This quote makes me see RED! Let’s take the second part of this sentence first. “You wouldn’t want the Hall boys to only think of you in this sexual way, do you?” Well, for one, if the Hall boys have such fantastic parents as the author would have you believe, they shouldn’t, regardless of this girl’s facebook picture. But that wording tells me that if they do only see girls as sexual object, the author believes it is completely this girl’s fault for it happening, not her sons being raised as chauvinist pigs. What about teaching them respect for women? But I guess the idea is this girl does not deserve respect because she took a picture of herself in a towel.

Now the first…”Did you know that once a male sees you in a state of undress, he can’t ever un-see it?” Where are the scientific studies to back that up? Does the author have such little faith in young men, even her sons, that they have no self control? No other thoughts besides boobs? Does this author think that seeing a girl wrapped in a towel will work them into such a sexual frenzy that they can’t control themselves? Because they see worse on TV every day. And I’m sure seeing this girl at school everyday hasn’t posed a problem for these boys. Really, the issue is the author does not want her sons to see a girl in a sexual way, because that means they might have sex. And since nothing can be her perfect sons’ fault, these girls must be temptresses making her sons have dirty dirty sex. This idea makes me think of Burkas, not just head scarves, but the full burka that covers a woman from head to toe to prevent men from having sexual thoughts about a woman. Funny thing though, it doesn’t. Men think about sex. I’m sure the sons in this article have a porno magazine stashed somewhere in their room.
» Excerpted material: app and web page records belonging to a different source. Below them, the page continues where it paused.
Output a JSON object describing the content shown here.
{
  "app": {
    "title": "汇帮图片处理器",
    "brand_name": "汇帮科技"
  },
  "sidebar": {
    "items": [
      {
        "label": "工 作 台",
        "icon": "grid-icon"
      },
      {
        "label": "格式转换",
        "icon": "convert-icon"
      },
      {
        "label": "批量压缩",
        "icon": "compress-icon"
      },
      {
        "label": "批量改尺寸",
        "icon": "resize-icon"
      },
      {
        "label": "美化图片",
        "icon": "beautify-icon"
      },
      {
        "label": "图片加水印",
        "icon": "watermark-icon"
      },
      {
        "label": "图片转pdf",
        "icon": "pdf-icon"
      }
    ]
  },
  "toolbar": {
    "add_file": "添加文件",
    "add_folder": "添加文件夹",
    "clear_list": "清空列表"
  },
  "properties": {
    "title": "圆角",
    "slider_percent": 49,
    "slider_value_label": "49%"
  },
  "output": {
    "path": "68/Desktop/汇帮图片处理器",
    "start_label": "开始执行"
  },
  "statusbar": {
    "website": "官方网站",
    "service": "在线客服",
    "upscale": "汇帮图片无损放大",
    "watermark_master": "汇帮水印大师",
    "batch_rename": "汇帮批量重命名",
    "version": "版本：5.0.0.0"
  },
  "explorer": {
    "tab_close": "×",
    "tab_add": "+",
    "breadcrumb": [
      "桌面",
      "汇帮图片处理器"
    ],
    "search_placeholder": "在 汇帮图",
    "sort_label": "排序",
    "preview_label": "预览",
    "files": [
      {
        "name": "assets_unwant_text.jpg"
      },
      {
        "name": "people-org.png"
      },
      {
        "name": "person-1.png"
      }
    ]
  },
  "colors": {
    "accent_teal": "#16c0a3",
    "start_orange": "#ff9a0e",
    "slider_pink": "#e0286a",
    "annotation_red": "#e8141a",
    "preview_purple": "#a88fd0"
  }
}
And there’s nothing wrong with that. “We hope to raise men with a strong moral compass, and men of integrity don’t linger over pictures of scantily clad high-school girls.” well if you’re raising them that way, it shouldn’t matter if those pictures exist.

To apply icing to this cake, there are two pictures of her sons in bathing suits, one in which they are flexing. Showing off their bodies for the camera. What that says: girl bodies are dirty and indecent, boy body’s are strong and acceptable. When I was in college, my male roommates walked around in their boxers all the time. Out in the hall, to the laundry room, around company. What if a lady did that? It wouldn’t be about comfort or it being hot out now would it? When I moved into a house in south Philadelphia, we had a mix of guys and girls living there, and us girls totally walked around in our underwear because it was hot and it was comfortable. So did the guys. One of our male roommates had a crush on both myself and our other roommate. Oddly enough, he didn’t take the action as an excuse to make advances or that we were asking for him to have sex with us.

Girls are desperately in need of empowerment right now. I have read two stories this year about teenage girls killing themselves after being sexually assaulted. The communities around those girls said they had asked for it, wanted it, citing facebook page photos and clinging to the myth of teenage girls tempting men into indecent acts. But that’s the thing, it’s a myth. Girls should have the freedom to take pride in their bodies and not be shamed. If the author of this article really wants to empower girls to be strong women of character, she shouldn’t base her case about shaming them. Young girls don’t need this message from Kim Hall. Not one bit.